(Listed records)

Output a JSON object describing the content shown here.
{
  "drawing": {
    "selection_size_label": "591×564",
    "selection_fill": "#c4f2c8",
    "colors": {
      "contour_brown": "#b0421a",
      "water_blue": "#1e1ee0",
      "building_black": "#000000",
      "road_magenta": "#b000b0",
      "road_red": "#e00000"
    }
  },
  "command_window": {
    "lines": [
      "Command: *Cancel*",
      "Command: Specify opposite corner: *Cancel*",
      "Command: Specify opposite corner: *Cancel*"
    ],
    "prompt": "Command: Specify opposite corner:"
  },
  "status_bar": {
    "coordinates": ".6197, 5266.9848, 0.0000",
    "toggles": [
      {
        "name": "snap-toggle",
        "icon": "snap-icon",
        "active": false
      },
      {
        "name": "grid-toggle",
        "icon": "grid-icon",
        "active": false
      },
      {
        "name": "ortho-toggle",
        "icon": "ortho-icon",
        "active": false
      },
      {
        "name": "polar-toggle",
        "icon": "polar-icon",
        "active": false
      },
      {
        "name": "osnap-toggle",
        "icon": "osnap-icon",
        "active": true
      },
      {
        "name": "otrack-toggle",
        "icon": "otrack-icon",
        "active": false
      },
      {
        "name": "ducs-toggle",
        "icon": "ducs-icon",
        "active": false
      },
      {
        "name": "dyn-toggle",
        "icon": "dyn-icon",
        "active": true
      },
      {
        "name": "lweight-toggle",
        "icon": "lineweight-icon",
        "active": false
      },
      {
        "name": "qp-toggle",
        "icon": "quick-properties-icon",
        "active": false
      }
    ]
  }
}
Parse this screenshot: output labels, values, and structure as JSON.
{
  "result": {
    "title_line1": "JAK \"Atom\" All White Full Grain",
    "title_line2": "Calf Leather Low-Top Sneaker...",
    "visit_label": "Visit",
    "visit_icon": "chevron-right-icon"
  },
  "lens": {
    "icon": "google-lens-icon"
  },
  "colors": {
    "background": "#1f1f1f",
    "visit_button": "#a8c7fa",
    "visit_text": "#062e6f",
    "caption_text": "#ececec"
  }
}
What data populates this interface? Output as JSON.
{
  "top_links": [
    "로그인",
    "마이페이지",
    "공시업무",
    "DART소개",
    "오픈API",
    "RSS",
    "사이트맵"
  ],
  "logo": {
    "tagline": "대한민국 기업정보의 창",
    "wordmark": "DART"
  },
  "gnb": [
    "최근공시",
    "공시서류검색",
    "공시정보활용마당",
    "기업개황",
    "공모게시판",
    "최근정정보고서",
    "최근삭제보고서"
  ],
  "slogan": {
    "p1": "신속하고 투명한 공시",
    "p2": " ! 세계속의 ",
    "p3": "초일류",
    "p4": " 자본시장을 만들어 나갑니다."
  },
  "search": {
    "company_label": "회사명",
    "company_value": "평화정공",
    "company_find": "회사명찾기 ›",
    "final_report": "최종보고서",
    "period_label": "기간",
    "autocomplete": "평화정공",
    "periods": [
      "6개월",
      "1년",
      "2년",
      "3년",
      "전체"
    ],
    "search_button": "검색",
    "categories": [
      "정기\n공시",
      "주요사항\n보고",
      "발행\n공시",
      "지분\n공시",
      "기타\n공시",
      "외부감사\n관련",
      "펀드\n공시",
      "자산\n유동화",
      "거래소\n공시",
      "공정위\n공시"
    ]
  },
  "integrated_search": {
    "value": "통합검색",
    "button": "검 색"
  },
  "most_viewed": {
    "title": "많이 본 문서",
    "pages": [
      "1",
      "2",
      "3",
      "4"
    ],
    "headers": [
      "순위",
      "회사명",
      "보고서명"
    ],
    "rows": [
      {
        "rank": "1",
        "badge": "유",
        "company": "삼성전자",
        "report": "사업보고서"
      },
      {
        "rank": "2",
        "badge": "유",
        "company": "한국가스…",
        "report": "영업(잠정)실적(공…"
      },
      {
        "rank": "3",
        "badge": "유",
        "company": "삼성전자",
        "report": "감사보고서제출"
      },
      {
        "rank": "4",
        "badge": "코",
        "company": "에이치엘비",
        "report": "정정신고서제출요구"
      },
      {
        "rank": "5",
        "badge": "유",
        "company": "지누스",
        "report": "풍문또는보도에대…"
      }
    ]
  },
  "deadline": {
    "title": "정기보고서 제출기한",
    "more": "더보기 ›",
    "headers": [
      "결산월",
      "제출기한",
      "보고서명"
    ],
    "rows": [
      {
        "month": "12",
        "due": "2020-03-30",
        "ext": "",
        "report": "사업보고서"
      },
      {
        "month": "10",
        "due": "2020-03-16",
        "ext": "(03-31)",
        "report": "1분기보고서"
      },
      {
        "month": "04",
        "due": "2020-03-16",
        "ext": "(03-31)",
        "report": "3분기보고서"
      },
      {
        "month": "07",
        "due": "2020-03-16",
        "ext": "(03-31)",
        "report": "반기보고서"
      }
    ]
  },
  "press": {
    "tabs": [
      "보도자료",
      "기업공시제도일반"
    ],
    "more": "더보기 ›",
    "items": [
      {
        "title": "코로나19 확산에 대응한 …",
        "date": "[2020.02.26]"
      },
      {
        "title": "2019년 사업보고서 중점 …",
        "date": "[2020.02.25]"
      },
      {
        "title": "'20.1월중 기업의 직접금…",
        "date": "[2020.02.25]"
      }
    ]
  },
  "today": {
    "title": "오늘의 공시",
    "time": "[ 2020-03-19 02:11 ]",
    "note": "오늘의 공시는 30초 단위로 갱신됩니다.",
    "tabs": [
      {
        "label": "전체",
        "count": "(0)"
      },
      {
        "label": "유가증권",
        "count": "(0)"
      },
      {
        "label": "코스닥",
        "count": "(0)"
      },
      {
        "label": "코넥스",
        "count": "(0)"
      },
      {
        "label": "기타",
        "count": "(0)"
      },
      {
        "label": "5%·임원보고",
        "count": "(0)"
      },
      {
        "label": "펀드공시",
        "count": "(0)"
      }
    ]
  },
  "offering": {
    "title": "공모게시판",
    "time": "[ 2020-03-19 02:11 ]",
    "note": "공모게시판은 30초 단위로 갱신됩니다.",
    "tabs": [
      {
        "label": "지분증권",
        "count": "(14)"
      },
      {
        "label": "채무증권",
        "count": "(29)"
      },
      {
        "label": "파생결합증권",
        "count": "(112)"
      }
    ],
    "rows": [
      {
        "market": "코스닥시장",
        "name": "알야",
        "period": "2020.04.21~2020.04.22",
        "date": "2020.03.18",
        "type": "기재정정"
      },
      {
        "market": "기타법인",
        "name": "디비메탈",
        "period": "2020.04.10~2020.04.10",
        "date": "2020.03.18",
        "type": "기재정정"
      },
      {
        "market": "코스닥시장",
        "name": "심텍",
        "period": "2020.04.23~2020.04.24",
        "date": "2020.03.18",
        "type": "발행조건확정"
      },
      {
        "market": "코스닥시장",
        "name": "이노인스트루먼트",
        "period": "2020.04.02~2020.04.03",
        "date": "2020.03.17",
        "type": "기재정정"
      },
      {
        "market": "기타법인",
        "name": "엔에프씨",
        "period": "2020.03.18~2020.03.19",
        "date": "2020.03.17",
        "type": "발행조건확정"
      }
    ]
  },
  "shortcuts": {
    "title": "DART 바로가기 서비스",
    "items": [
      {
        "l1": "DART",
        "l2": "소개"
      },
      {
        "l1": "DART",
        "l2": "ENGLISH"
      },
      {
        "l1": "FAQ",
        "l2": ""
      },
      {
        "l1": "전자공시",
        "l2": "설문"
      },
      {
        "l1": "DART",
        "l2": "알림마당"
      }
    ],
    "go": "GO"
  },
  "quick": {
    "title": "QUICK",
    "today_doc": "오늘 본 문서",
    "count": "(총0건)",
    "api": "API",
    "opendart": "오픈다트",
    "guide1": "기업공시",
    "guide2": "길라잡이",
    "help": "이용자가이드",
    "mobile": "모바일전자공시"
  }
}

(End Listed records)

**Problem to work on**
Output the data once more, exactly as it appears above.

**Solution below**
Output a JSON object describing the content shown here.
{
  "drawing": {
    "selection_size_label": "591×564",
    "selection_fill": "#c4f2c8",
    "colors": {
      "contour_brown": "#b0421a",
      "water_blue": "#1e1ee0",
      "building_black": "#000000",
      "road_magenta": "#b000b0",
      "road_red": "#e00000"
    }
  },
  "command_window": {
    "lines": [
      "Command: *Cancel*",
      "Command: Specify opposite corner: *Cancel*",
      "Command: Specify opposite corner: *Cancel*"
    ],
    "prompt": "Command: Specify opposite corner:"
  },
  "status_bar": {
    "coordinates": ".6197, 5266.9848, 0.0000",
    "toggles": [
      {
        "name": "snap-toggle",
        "icon": "snap-icon",
        "active": false
      },
      {
        "name": "grid-toggle",
        "icon": "grid-icon",
        "active": false
      },
      {
        "name": "ortho-toggle",
        "icon": "ortho-icon",
        "active": false
      },
      {
        "name": "polar-toggle",
        "icon": "polar-icon",
        "active": false
      },
      {
        "name": "osnap-toggle",
        "icon": "osnap-icon",
        "active": true
      },
      {
        "name": "otrack-toggle",
        "icon": "otrack-icon",
        "active": false
      },
      {
        "name": "ducs-toggle",
        "icon": "ducs-icon",
        "active": false
      },
      {
        "name": "dyn-toggle",
        "icon": "dyn-icon",
        "active": true
      },
      {
        "name": "lweight-toggle",
        "icon": "lineweight-icon",
        "active": false
      },
      {
        "name": "qp-toggle",
        "icon": "quick-properties-icon",
        "active": false
      }
    ]
  }
}
Parse this screenshot: output labels, values, and structure as JSON.
{
  "result": {
    "title_line1": "JAK \"Atom\" All White Full Grain",
    "title_line2": "Calf Leather Low-Top Sneaker...",
    "visit_label": "Visit",
    "visit_icon": "chevron-right-icon"
  },
  "lens": {
    "icon": "google-lens-icon"
  },
  "colors": {
    "background": "#1f1f1f",
    "visit_button": "#a8c7fa",
    "visit_text": "#062e6f",
    "caption_text": "#ececec"
  }
}
What data populates this interface? Output as JSON.
{
  "top_links": [
    "로그인",
    "마이페이지",
    "공시업무",
    "DART소개",
    "오픈API",
    "RSS",
    "사이트맵"
  ],
  "logo": {
    "tagline": "대한민국 기업정보의 창",
    "wordmark": "DART"
  },
  "gnb": [
    "최근공시",
    "공시서류검색",
    "공시정보활용마당",
    "기업개황",
    "공모게시판",
    "최근정정보고서",
    "최근삭제보고서"
  ],
  "slogan": {
    "p1": "신속하고 투명한 공시",
    "p2": " ! 세계속의 ",
    "p3": "초일류",
    "p4": " 자본시장을 만들어 나갑니다."
  },
  "search": {
    "company_label": "회사명",
    "company_value": "평화정공",
    "company_find": "회사명찾기 ›",
    "final_report": "최종보고서",
    "period_label": "기간",
    "autocomplete": "평화정공",
    "periods": [
      "6개월",
      "1년",
      "2년",
      "3년",
      "전체"
    ],
    "search_button": "검색",
    "categories": [
      "정기\n공시",
      "주요사항\n보고",
      "발행\n공시",
      "지분\n공시",
      "기타\n공시",
      "외부감사\n관련",
      "펀드\n공시",
      "자산\n유동화",
      "거래소\n공시",
      "공정위\n공시"
    ]
  },
  "integrated_search": {
    "value": "통합검색",
    "button": "검 색"
  },
  "most_viewed": {
    "title": "많이 본 문서",
    "pages": [
      "1",
      "2",
      "3",
      "4"
    ],
    "headers": [
      "순위",
      "회사명",
      "보고서명"
    ],
    "rows": [
      {
        "rank": "1",
        "badge": "유",
        "company": "삼성전자",
        "report": "사업보고서"
      },
      {
        "rank": "2",
        "badge": "유",
        "company": "한국가스…",
        "report": "영업(잠정)실적(공…"
      },
      {
        "rank": "3",
        "badge": "유",
        "company": "삼성전자",
        "report": "감사보고서제출"
      },
      {
        "rank": "4",
        "badge": "코",
        "company": "에이치엘비",
        "report": "정정신고서제출요구"
      },
      {
        "rank": "5",
        "badge": "유",
        "company": "지누스",
        "report": "풍문또는보도에대…"
      }
    ]
  },
  "deadline": {
    "title": "정기보고서 제출기한",
    "more": "더보기 ›",
    "headers": [
      "결산월",
      "제출기한",
      "보고서명"
    ],
    "rows": [
      {
        "month": "12",
        "due": "2020-03-30",
        "ext": "",
        "report": "사업보고서"
      },
      {
        "month": "10",
        "due": "2020-03-16",
        "ext": "(03-31)",
        "report": "1분기보고서"
      },
      {
        "month": "04",
        "due": "2020-03-16",
        "ext": "(03-31)",
        "report": "3분기보고서"
      },
      {
        "month": "07",
        "due": "2020-03-16",
        "ext": "(03-31)",
        "report": "반기보고서"
      }
    ]
  },
  "press": {
    "tabs": [
      "보도자료",
      "기업공시제도일반"
    ],
    "more": "더보기 ›",
    "items": [
      {
        "title": "코로나19 확산에 대응한 …",
        "date": "[2020.02.26]"
      },
      {
        "title": "2019년 사업보고서 중점 …",
        "date": "[2020.02.25]"
      },
      {
        "title": "'20.1월중 기업의 직접금…",
        "date": "[2020.02.25]"
      }
    ]
  },
  "today": {
    "title": "오늘의 공시",
    "time": "[ 2020-03-19 02:11 ]",
    "note": "오늘의 공시는 30초 단위로 갱신됩니다.",
    "tabs": [
      {
        "label": "전체",
        "count": "(0)"
      },
      {
        "label": "유가증권",
        "count": "(0)"
      },
      {
        "label": "코스닥",
        "count": "(0)"
      },
      {
        "label": "코넥스",
        "count": "(0)"
      },
      {
        "label": "기타",
        "count": "(0)"
      },
      {
        "label": "5%·임원보고",
        "count": "(0)"
      },
      {
        "label": "펀드공시",
        "count": "(0)"
      }
    ]
  },
  "offering": {
    "title": "공모게시판",
    "time": "[ 2020-03-19 02:11 ]",
    "note": "공모게시판은 30초 단위로 갱신됩니다.",
    "tabs": [
      {
        "label": "지분증권",
        "count": "(14)"
      },
      {
        "label": "채무증권",
        "count": "(29)"
      },
      {
        "label": "파생결합증권",
        "count": "(112)"
      }
    ],
    "rows": [
      {
        "market": "코스닥시장",
        "name": "알야",
        "period": "2020.04.21~2020.04.22",
        "date": "2020.03.18",
        "type": "기재정정"
      },
      {
        "market": "기타법인",
        "name": "디비메탈",
        "period": "2020.04.10~2020.04.10",
        "date": "2020.03.18",
        "type": "기재정정"
      },
      {
        "market": "코스닥시장",
        "name": "심텍",
        "period": "2020.04.23~2020.04.24",
        "date": "2020.03.18",
        "type": "발행조건확정"
      },
      {
        "market": "코스닥시장",
        "name": "이노인스트루먼트",
        "period": "2020.04.02~2020.04.03",
        "date": "2020.03.17",
        "type": "기재정정"
      },
      {
        "market": "기타법인",
        "name": "엔에프씨",
        "period": "2020.03.18~2020.03.19",
        "date": "2020.03.17",
        "type": "발행조건확정"
      }
    ]
  },
  "shortcuts": {
    "title": "DART 바로가기 서비스",
    "items": [
      {
        "l1": "DART",
        "l2": "소개"
      },
      {
        "l1": "DART",
        "l2": "ENGLISH"
      },
      {
        "l1": "FAQ",
        "l2": ""
      },
      {
        "l1": "전자공시",
        "l2": "설문"
      },
      {
        "l1": "DART",
        "l2": "알림마당"
      }
    ],
    "go": "GO"
  },
  "quick": {
    "title": "QUICK",
    "today_doc": "오늘 본 문서",
    "count": "(총0건)",
    "api": "API",
    "opendart": "오픈다트",
    "guide1": "기업공시",
    "guide2": "길라잡이",
    "help": "이용자가이드",
    "mobile": "모바일전자공시"
  }
}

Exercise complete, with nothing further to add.